After this visit to Ellen he spent much of his time in his huge bedroom in the southeast corner of the second floor. He was so carefully looked after that his friends had great difficulty in seeing him and he began to believe his friends had all deserted him. It was pathetic.
There had been a heavy snow storm and a school bus full of children had become stuck in a drift. While the driver went for help, the older children amused and took care of the little ones. It was many hours before help came, but no one was hurt and all finally got home safely. This experience impressed Mr. Eastman deeply. On the Thursday before he shot himself he invited me to go for a drive with him. His trained nurse went along and did not fail to intrude at every opportunity. The first thing Mr. Eastman wanted to see was the school bus, still imbedded in the snow drift! Then by a roundabout way we passed Kodak Park; into town by the Kodak offices; out by the Medical School; back into town to glimpse the Eastman School of Music and the Prince St. Campus and dormitories of the Arts College of the U. of R. I know now he was saying farewell—I am glad I did not know it then.
Sunday about noon, G. H. W. and I went over to see him for a brief visit. It was quite complicated to make an appointment to see him, but we managed to be allowed some fifteen or twenty minutes! We were shown up to his bedroom where he was seated near his open fire, dressed in robe and bedroom slippers and reading a "Who-dunnit." For the last weeks of his life he read only detective stories.

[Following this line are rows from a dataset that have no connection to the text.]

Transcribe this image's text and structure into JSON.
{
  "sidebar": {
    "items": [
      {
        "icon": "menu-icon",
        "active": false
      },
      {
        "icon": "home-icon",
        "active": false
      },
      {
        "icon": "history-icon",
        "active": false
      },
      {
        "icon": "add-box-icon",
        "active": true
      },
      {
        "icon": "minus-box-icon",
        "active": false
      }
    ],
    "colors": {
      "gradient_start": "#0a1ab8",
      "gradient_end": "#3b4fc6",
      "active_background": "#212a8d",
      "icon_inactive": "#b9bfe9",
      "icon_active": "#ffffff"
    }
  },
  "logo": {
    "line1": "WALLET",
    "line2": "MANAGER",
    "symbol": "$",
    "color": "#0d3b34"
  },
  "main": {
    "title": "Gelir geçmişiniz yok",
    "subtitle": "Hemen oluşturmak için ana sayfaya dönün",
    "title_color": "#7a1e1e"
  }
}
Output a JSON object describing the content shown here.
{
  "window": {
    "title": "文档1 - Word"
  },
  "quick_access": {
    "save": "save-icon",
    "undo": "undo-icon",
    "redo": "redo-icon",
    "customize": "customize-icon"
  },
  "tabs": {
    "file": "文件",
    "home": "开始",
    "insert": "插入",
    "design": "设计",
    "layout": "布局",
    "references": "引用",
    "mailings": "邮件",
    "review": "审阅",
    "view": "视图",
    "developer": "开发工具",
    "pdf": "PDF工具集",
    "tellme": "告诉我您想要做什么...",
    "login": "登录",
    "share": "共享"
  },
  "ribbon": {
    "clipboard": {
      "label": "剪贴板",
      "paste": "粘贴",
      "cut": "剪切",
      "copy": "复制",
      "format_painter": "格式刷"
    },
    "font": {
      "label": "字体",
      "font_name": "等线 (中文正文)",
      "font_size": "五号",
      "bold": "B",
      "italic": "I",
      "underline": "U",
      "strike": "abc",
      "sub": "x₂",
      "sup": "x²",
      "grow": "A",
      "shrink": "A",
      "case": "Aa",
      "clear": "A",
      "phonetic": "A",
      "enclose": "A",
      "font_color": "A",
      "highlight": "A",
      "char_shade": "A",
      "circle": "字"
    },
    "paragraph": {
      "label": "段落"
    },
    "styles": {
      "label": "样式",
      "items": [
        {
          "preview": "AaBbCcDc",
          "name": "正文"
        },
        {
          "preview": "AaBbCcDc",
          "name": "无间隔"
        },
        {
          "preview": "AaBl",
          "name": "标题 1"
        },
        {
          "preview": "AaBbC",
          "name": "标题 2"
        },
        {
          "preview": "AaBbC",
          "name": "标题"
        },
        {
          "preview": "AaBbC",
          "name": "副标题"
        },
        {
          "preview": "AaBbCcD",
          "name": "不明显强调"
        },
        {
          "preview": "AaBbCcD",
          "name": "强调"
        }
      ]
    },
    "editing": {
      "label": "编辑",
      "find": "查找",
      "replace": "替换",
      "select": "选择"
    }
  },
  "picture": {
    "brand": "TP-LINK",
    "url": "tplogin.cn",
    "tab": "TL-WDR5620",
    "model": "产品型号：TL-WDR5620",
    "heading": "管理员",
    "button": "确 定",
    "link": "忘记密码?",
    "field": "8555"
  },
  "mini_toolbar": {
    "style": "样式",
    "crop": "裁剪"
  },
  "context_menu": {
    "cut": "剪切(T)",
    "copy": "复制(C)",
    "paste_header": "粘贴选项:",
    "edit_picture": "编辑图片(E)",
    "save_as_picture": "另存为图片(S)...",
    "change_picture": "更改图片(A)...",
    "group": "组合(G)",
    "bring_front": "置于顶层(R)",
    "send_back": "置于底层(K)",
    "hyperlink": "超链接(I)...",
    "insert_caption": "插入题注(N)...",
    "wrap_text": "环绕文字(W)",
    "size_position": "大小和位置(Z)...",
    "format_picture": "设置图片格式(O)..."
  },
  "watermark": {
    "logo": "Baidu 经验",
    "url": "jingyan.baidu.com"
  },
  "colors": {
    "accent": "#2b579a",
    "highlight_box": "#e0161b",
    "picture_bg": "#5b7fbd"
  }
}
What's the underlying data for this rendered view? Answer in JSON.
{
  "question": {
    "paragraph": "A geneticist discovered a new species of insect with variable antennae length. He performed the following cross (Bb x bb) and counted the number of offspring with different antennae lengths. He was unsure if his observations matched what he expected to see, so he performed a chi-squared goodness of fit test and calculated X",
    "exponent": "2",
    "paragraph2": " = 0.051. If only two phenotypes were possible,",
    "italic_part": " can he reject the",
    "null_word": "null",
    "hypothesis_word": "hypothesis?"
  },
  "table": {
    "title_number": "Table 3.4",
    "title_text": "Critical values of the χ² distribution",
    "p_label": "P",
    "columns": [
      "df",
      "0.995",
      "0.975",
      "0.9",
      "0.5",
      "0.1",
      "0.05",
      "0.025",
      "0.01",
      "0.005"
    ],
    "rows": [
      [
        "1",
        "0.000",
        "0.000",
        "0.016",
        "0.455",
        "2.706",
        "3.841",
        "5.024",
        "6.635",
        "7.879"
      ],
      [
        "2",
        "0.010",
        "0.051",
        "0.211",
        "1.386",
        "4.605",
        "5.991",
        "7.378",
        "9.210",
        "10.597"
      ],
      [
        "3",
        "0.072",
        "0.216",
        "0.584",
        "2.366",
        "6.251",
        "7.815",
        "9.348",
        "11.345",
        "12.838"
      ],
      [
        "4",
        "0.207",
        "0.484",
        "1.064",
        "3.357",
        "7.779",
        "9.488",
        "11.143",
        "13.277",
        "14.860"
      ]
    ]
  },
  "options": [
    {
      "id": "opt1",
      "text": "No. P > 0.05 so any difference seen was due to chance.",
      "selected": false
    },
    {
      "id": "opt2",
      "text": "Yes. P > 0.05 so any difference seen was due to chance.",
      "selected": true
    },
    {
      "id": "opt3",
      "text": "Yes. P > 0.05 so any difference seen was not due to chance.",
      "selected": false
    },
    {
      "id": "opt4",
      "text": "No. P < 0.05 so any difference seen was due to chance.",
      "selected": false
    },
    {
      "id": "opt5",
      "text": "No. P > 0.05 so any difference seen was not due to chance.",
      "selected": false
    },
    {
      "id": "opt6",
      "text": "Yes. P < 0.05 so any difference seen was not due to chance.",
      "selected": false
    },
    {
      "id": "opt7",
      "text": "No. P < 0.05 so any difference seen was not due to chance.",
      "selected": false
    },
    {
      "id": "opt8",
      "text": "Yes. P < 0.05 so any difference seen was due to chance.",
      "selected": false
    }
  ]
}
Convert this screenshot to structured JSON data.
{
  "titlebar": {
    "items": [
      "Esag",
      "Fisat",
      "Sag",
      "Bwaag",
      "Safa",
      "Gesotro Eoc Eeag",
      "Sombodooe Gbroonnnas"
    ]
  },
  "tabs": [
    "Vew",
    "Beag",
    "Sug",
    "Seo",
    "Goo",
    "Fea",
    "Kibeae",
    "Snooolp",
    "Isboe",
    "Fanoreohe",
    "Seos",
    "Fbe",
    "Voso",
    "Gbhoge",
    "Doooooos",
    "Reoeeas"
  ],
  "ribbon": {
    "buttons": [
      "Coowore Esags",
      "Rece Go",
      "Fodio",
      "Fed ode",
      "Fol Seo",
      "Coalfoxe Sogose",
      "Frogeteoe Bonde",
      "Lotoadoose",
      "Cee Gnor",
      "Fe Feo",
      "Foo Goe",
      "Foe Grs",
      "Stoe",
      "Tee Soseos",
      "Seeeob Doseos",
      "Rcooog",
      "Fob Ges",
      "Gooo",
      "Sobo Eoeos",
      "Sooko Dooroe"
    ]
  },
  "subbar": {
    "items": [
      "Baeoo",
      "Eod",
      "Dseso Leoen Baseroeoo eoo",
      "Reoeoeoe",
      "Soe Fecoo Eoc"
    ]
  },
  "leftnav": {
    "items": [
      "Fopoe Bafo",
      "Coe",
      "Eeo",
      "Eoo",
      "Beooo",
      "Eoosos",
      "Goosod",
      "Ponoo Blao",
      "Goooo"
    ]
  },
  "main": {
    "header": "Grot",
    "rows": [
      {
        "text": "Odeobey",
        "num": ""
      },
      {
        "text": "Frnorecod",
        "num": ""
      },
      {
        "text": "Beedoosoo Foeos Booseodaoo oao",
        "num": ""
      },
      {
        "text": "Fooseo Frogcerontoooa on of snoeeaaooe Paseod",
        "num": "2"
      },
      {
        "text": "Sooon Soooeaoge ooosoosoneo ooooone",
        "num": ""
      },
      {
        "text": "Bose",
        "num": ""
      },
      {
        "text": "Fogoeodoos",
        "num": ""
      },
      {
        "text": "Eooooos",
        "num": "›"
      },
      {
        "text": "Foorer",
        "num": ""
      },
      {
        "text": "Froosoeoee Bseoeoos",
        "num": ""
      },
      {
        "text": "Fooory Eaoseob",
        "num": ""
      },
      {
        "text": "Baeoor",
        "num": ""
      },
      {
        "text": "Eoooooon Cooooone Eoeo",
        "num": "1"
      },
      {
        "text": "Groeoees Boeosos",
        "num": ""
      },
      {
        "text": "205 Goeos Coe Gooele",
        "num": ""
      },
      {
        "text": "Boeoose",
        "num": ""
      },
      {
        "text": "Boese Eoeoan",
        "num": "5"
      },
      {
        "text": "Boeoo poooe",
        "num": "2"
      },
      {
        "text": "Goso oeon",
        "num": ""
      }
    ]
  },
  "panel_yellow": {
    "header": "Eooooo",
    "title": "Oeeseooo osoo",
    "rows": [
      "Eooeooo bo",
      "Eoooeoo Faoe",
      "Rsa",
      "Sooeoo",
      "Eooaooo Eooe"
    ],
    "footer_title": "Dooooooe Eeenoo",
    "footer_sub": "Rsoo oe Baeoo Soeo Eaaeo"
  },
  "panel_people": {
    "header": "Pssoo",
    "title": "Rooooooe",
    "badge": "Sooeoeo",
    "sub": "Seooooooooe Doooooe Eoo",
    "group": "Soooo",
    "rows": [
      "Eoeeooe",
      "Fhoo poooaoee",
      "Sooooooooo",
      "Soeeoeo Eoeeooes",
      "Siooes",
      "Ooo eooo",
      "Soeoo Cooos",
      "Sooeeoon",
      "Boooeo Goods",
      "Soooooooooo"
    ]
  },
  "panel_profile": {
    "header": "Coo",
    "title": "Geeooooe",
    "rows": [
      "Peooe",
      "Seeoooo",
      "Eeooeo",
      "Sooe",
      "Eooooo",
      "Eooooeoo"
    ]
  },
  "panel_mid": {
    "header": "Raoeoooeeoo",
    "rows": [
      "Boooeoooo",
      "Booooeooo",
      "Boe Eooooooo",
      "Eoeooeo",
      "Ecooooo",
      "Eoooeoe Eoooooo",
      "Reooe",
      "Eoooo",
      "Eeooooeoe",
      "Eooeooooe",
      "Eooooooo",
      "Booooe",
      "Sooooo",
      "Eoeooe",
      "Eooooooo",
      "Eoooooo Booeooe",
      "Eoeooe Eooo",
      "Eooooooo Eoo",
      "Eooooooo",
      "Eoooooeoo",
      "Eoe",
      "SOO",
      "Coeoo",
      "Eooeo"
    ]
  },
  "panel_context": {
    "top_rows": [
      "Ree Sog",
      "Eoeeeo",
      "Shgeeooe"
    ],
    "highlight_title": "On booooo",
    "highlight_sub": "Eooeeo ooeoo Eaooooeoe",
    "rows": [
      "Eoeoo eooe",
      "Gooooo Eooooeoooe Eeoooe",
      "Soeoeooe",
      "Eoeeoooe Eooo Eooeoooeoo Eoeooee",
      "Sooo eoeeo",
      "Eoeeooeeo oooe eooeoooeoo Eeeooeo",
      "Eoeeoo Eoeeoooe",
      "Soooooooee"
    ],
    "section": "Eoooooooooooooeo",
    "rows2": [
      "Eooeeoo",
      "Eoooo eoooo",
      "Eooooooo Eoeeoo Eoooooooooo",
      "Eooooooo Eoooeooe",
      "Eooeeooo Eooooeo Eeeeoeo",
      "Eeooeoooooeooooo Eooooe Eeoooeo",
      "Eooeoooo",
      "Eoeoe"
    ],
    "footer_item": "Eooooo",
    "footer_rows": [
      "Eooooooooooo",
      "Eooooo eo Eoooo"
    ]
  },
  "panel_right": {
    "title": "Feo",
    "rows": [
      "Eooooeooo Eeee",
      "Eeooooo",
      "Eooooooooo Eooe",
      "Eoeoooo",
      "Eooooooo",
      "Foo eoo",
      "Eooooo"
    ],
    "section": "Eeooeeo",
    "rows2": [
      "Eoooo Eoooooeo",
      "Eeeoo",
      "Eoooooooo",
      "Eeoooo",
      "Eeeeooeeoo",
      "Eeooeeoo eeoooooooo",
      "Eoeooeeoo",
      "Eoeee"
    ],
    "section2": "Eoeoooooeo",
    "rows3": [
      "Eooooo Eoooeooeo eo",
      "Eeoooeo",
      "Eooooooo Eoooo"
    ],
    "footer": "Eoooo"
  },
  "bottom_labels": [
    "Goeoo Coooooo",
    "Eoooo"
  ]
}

That was the last time we saw him. He shot himself on Monday.